presence of th' Almighty Father, pleased With thy celestial song. Up led by thee Into the Heav'n of Heav'ns I have presumed, An earthly guest, and drawn empyreal air, Thy temp'ring. With like safety guided down, 15 Return me to my native element; Lest from this flying steed, unrein'd (as once Bellerophon, though from a lower clime),
1. Milton has, throughout his poem, shewn the most admirable skill in adapting to his purpose, such parts of the classical mythology as he wished to employ. He has been much blamed for his frequent, and, as it is thought, affected display of learning is this particular ; but there is a circumstance which has not, I believe, struck the minds of his cop, mentators, which goes far to justify him in this respect. Milton's imagination, filled with the rich antiquity of his theme, was necessarily frequently occupied by the splendid pomps with which superstition crowds her temple, but he could not contemplate a single part of his subject, without putting the truth of nature and revelation in juxta position witi the corruptions of both.
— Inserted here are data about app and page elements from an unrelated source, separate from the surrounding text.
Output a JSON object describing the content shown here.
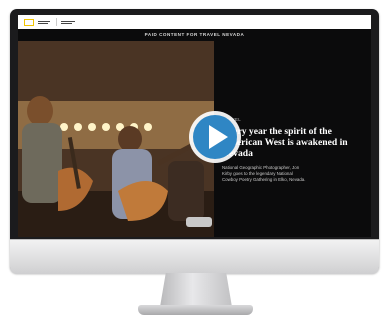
{
  "header": {
    "section_title": "PAID CONTENT FOR TRAVEL NEVADA"
  },
  "article": {
    "kicker": "TRAVEL",
    "headline": "Every year the spirit of the American West is awakened in Nevada",
    "dek": "National Geographic Photographer, Jon Kirby goes to the legendary National Cowboy Poetry Gathering in Elko, Nevada."
  },
  "video": {
    "play_icon": "play-icon",
    "accent": "#2f86c4"
  }
}
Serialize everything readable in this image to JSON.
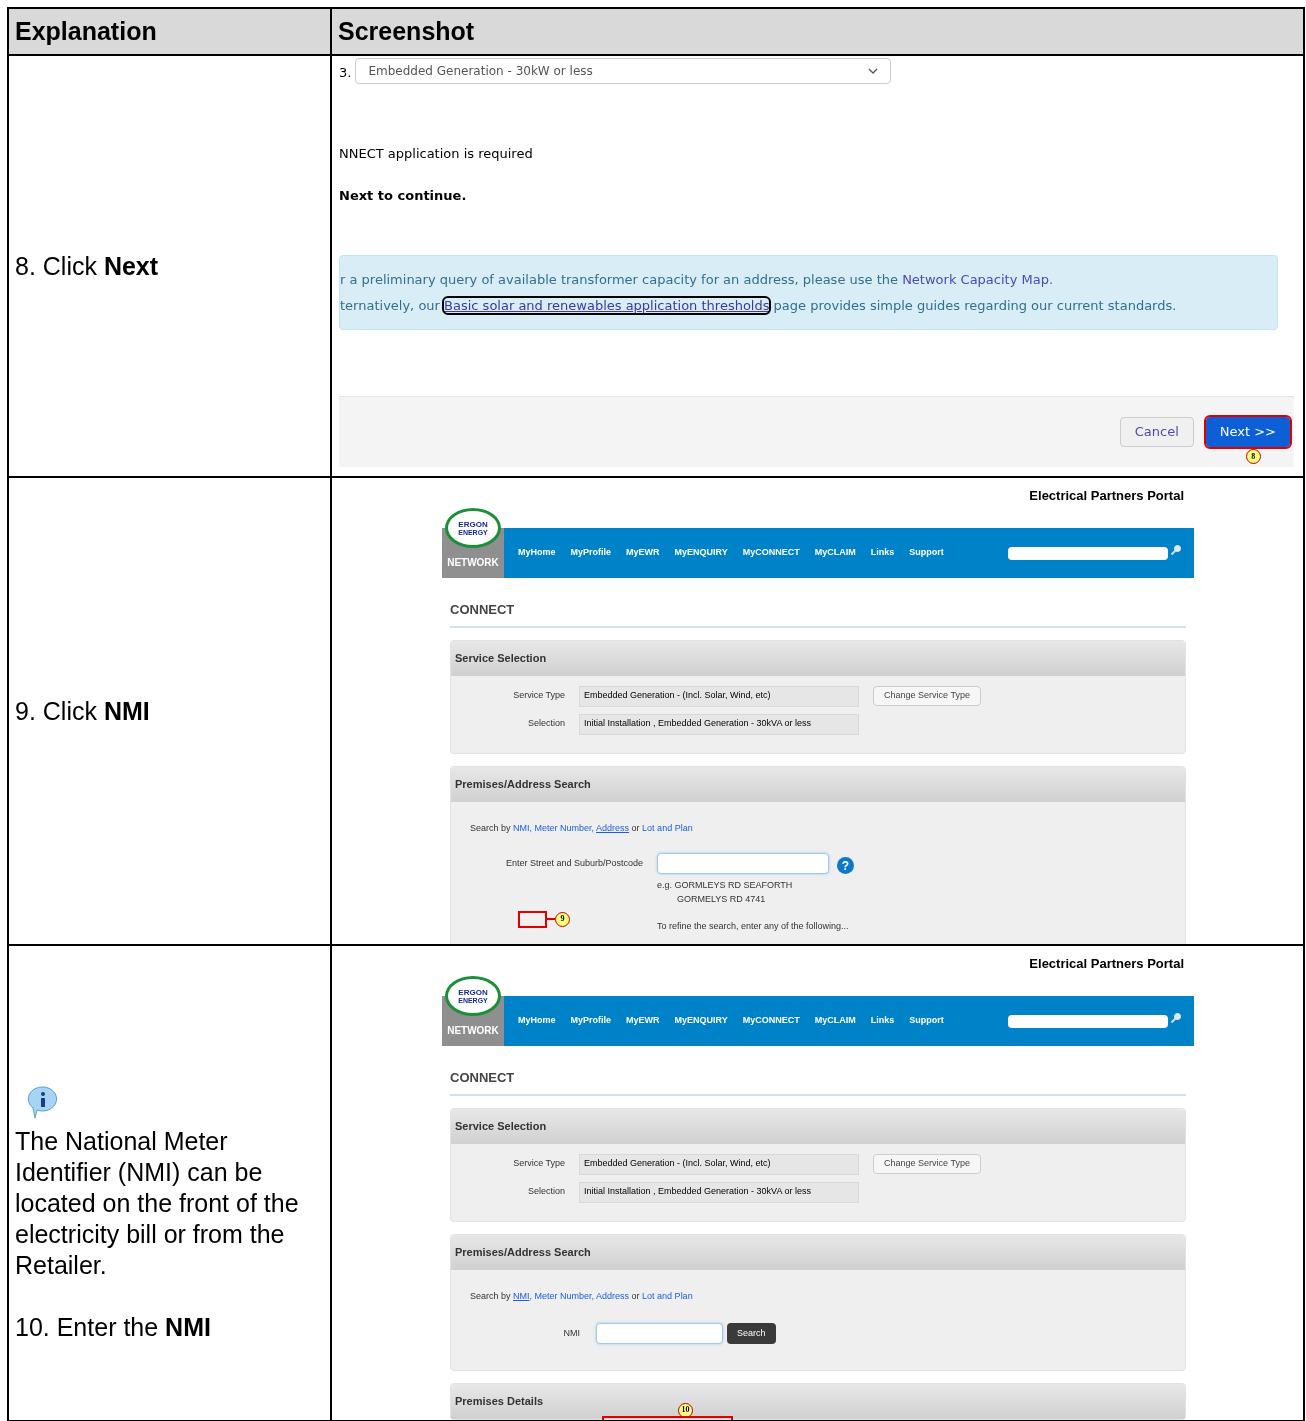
{
  "table": {
    "columns": [
      "Explanation",
      "Screenshot"
    ]
  },
  "rows": [
    {
      "explanation": {
        "step": "8. Click **Next**"
      },
      "screenshot": {
        "kind": "form_end",
        "select": {
          "number": "3.",
          "value": "Embedded Generation - 30kW or less"
        },
        "lines": [
          {
            "text": "NNECT application is required",
            "bold": false
          },
          {
            "text": "Next to continue.",
            "bold": true
          }
        ],
        "notice": [
          [
            {
              "kind": "text",
              "text": "r a preliminary query of available transformer capacity for an address, please use the "
            },
            {
              "kind": "link",
              "text": "Network Capacity Map",
              "focused": false
            },
            {
              "kind": "text",
              "text": "."
            }
          ],
          [
            {
              "kind": "text",
              "text": "ternatively, our "
            },
            {
              "kind": "link",
              "text": "Basic solar and renewables application thresholds",
              "focused": true
            },
            {
              "kind": "text",
              "text": " page provides simple guides regarding our current standards."
            }
          ]
        ],
        "buttons": [
          {
            "label": "Cancel",
            "primary": false,
            "highlighted": false
          },
          {
            "label": "Next >>",
            "primary": true,
            "highlighted": true
          }
        ],
        "marker": "8"
      }
    },
    {
      "explanation": {
        "step": "9. Click **NMI**"
      },
      "screenshot": {
        "kind": "portal",
        "portal_title": "Electrical Partners Portal",
        "logo": {
          "top": "ERGON",
          "bottom": "ENERGY",
          "label": "NETWORK"
        },
        "nav": [
          "MyHome",
          "MyProfile",
          "MyEWR",
          "MyENQUIRY",
          "MyCONNECT",
          "MyCLAIM",
          "Links",
          "Support"
        ],
        "section": "CONNECT",
        "service_panel": {
          "title": "Service Selection",
          "fields": [
            {
              "label": "Service Type",
              "value": "Embedded Generation - (Incl. Solar, Wind, etc)"
            },
            {
              "label": "Selection",
              "value": "Initial Installation , Embedded Generation - 30kVA or less"
            }
          ],
          "button": "Change Service Type"
        },
        "search_panel": {
          "title": "Premises/Address Search",
          "search_by": [
            {
              "kind": "text",
              "text": "Search by "
            },
            {
              "kind": "link",
              "text": "NMI",
              "selected": false
            },
            {
              "kind": "link",
              "text": ", Meter Number, ",
              "selected": false
            },
            {
              "kind": "link",
              "text": "Address",
              "selected": true
            },
            {
              "kind": "text",
              "text": " or "
            },
            {
              "kind": "link",
              "text": "Lot and Plan",
              "selected": false
            }
          ],
          "input": {
            "kind": "address",
            "label": "Enter Street and Suburb/Postcode",
            "help": "?",
            "hint_lines": [
              "e.g. GORMLEYS RD SEAFORTH",
              "GORMELYS RD 4741"
            ],
            "refine": "To refine the search, enter any of the following..."
          },
          "marker": "9"
        }
      }
    },
    {
      "explanation": {
        "note": "The National Meter Identifier (NMI) can be located on the front of the electricity bill or from the Retailer.",
        "step": "10. Enter the **NMI**"
      },
      "screenshot": {
        "kind": "portal",
        "portal_title": "Electrical Partners Portal",
        "logo": {
          "top": "ERGON",
          "bottom": "ENERGY",
          "label": "NETWORK"
        },
        "nav": [
          "MyHome",
          "MyProfile",
          "MyEWR",
          "MyENQUIRY",
          "MyCONNECT",
          "MyCLAIM",
          "Links",
          "Support"
        ],
        "section": "CONNECT",
        "service_panel": {
          "title": "Service Selection",
          "fields": [
            {
              "label": "Service Type",
              "value": "Embedded Generation - (Incl. Solar, Wind, etc)"
            },
            {
              "label": "Selection",
              "value": "Initial Installation , Embedded Generation - 30kVA or less"
            }
          ],
          "button": "Change Service Type"
        },
        "search_panel": {
          "title": "Premises/Address Search",
          "search_by": [
            {
              "kind": "text",
              "text": "Search by "
            },
            {
              "kind": "link",
              "text": "NMI",
              "selected": true
            },
            {
              "kind": "link",
              "text": ", Meter Number, Address",
              "selected": false
            },
            {
              "kind": "text",
              "text": " or "
            },
            {
              "kind": "link",
              "text": "Lot and Plan",
              "selected": false
            }
          ],
          "input": {
            "kind": "nmi",
            "label": "NMI",
            "button": "Search"
          }
        },
        "details_panel": {
          "title": "Premises Details",
          "marker": "10"
        }
      }
    }
  ]
}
Hence many of his most beautiful ideas are mixed up with these allusions, and it can hardly fail the notice of a reflecting reader, that the mind never once losing sight of the various forms under which the enemies of God have appeared, comprehends the compass of the poem more closely than it could otherwise have done.
8 Proverbs viii. 24. 19. Bellerophon; he attempted, it is said, to mount to heaven ou the winged horse Pegasus, and fell in the Aleian field or-in Cilicia